[What to work on]
Below are the records; copy each line in which "Innovation" can be found.

--- START ---

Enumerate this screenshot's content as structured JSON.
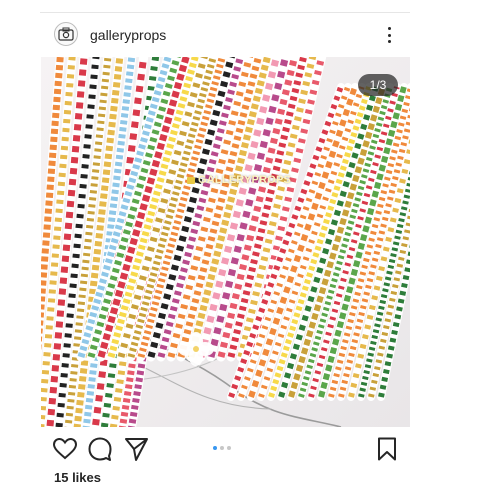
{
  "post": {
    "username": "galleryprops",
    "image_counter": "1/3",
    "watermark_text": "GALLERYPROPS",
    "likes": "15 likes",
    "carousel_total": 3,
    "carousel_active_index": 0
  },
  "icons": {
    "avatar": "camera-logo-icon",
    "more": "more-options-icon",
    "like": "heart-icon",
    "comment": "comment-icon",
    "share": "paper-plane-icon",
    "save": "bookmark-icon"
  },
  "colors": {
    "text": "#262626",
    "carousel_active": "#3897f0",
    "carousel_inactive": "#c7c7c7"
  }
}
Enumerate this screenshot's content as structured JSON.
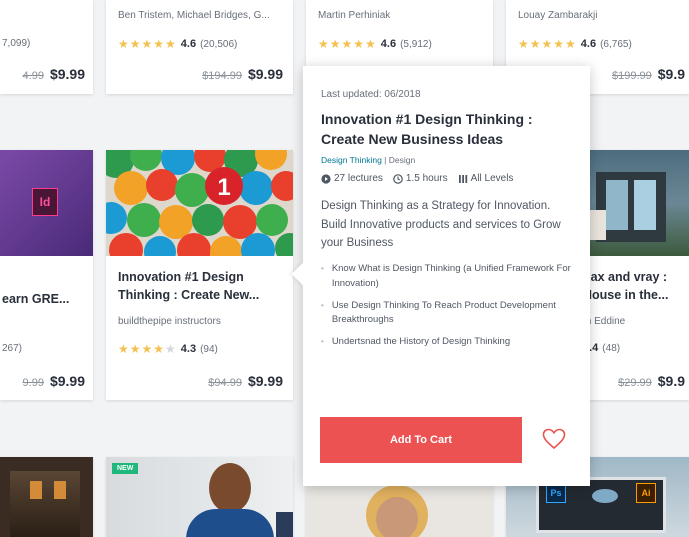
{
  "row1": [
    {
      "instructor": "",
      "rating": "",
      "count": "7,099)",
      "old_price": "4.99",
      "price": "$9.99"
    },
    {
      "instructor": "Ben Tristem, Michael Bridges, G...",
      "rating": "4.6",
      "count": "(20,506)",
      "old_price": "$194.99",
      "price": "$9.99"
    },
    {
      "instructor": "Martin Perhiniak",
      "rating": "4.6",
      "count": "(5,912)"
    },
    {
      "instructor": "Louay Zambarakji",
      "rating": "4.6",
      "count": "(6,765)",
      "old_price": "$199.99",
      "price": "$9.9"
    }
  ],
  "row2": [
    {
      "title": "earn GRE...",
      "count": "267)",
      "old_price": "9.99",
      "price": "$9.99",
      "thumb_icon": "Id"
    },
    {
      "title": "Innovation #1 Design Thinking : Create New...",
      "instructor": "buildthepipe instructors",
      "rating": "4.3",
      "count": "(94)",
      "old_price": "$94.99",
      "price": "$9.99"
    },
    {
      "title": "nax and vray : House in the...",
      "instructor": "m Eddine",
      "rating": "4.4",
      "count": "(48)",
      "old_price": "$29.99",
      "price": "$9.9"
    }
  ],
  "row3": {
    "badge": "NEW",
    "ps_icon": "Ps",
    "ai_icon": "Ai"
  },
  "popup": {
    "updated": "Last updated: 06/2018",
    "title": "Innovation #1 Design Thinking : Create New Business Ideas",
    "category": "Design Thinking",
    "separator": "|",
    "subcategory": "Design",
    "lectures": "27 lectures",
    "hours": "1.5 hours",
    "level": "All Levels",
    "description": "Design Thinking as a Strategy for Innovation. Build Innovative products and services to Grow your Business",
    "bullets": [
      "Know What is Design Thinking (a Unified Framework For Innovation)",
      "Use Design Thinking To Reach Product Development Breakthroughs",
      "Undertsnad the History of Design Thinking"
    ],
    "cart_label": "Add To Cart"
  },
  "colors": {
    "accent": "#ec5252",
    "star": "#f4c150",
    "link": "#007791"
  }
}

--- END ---

[Output]
      "title": "Innovation #1 Design Thinking : Create New...",
    "title": "Innovation #1 Design Thinking : Create New Business Ideas",
    "description": "Design Thinking as a Strategy for Innovation. Build Innovative products and services to Grow your Business",
      "Know What is Design Thinking (a Unified Framework For Innovation)",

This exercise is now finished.